▸ What to do
Wherever the string "this" shows up in the material below, copy that line.

▸ Source records
========================================

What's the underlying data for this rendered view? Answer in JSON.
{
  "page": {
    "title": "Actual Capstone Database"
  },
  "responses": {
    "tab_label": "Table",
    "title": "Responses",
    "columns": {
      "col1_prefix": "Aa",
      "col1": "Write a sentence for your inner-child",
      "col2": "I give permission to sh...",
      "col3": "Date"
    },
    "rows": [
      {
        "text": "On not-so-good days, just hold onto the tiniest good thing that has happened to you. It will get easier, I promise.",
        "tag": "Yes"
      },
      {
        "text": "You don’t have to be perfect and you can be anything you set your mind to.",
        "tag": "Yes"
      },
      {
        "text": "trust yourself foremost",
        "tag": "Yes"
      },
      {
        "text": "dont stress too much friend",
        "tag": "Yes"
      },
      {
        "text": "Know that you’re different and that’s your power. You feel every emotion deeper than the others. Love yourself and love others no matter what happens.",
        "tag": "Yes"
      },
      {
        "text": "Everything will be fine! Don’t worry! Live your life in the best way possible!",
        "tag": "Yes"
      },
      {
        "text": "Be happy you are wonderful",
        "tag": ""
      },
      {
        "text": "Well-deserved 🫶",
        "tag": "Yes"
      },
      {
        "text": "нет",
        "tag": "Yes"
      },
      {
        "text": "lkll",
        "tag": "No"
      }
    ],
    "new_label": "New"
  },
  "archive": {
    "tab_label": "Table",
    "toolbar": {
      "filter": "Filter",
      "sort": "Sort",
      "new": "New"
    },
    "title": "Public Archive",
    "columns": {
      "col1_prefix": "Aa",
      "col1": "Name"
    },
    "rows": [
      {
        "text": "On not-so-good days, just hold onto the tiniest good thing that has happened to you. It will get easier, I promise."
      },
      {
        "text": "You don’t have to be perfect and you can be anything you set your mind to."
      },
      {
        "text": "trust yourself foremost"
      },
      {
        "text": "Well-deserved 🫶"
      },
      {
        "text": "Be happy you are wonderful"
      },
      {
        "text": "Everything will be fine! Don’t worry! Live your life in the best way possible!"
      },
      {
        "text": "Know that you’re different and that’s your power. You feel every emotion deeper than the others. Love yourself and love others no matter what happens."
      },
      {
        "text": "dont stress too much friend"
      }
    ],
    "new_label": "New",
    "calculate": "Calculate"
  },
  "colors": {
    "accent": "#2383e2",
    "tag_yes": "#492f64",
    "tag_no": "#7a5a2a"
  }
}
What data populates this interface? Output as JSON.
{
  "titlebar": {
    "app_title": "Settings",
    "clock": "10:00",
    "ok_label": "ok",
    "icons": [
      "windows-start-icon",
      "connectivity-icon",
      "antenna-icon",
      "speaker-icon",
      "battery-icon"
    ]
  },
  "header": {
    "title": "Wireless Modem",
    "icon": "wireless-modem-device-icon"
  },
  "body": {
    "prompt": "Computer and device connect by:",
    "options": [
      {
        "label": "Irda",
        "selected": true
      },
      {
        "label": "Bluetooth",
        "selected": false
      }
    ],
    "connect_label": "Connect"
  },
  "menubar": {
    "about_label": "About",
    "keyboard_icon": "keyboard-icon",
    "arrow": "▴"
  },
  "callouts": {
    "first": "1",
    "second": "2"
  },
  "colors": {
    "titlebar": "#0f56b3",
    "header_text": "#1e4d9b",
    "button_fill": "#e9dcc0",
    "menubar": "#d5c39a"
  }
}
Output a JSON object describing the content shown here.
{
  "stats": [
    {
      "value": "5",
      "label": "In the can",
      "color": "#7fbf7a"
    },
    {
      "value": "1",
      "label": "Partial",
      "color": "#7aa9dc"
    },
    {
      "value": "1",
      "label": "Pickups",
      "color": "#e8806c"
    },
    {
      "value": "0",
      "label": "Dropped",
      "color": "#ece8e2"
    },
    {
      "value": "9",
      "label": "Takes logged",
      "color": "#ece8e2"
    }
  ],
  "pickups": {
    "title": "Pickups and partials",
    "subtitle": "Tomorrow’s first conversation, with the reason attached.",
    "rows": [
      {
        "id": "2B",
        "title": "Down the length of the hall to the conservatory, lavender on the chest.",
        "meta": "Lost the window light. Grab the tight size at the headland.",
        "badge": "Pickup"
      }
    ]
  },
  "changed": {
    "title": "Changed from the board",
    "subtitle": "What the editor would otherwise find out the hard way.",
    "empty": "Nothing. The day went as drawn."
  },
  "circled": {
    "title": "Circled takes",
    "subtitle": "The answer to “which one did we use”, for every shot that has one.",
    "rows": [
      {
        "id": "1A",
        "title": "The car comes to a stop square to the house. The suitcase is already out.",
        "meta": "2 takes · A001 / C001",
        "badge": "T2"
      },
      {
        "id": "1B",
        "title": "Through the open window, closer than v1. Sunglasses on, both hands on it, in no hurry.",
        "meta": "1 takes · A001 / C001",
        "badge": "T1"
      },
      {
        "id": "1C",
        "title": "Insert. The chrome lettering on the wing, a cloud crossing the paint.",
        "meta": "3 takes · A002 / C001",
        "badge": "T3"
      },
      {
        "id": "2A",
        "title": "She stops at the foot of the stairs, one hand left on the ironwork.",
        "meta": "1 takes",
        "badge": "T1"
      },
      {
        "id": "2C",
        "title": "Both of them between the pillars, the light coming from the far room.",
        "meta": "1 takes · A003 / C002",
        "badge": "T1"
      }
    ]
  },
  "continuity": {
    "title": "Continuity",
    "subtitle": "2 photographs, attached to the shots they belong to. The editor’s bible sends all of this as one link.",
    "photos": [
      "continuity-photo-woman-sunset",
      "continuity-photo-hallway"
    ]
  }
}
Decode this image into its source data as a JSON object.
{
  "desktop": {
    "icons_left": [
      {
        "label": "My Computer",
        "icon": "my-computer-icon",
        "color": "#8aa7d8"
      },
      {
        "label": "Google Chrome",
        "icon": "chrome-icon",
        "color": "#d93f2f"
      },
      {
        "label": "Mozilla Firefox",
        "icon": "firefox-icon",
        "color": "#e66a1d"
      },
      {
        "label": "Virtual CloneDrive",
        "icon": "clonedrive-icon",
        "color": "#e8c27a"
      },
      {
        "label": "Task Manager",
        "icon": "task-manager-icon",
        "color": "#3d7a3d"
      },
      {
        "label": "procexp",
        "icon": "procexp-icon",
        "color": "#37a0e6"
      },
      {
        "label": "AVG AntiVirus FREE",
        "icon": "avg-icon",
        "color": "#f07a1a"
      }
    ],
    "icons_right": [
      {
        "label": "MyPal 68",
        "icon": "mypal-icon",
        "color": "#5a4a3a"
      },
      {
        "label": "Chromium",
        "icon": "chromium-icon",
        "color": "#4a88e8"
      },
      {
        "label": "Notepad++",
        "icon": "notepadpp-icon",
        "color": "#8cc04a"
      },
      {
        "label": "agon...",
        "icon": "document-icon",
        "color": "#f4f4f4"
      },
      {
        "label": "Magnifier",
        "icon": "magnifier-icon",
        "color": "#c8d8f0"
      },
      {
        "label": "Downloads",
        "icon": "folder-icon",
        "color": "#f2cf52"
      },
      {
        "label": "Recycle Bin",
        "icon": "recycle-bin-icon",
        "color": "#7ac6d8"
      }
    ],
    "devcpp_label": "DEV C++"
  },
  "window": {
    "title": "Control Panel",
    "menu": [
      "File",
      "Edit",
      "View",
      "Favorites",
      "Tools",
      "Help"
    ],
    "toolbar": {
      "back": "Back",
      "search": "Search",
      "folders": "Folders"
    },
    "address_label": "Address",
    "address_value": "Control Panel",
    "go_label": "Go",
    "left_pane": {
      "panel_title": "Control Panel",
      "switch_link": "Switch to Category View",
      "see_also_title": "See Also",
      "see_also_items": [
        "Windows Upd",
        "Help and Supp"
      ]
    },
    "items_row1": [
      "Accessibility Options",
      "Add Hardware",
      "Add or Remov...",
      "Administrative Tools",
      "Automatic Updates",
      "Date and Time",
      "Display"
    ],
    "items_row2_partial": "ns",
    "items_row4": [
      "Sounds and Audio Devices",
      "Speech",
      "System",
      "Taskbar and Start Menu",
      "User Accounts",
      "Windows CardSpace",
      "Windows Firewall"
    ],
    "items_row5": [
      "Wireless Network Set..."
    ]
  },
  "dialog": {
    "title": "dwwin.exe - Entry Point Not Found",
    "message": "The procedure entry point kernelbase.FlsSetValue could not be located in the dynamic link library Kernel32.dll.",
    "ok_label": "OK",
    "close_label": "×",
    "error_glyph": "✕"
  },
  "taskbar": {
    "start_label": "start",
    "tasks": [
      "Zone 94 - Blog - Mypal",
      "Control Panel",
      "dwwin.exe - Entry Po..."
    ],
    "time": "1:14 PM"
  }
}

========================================

▸ Solved exercise
What's the underlying data for this rendered view? Answer in JSON.
What data populates this interface? Output as JSON.
    "subtitle": "2 photographs, attached to the shots they belong to. The editor’s bible sends all of this as one link.",
Decode this image into its source data as a JSON object.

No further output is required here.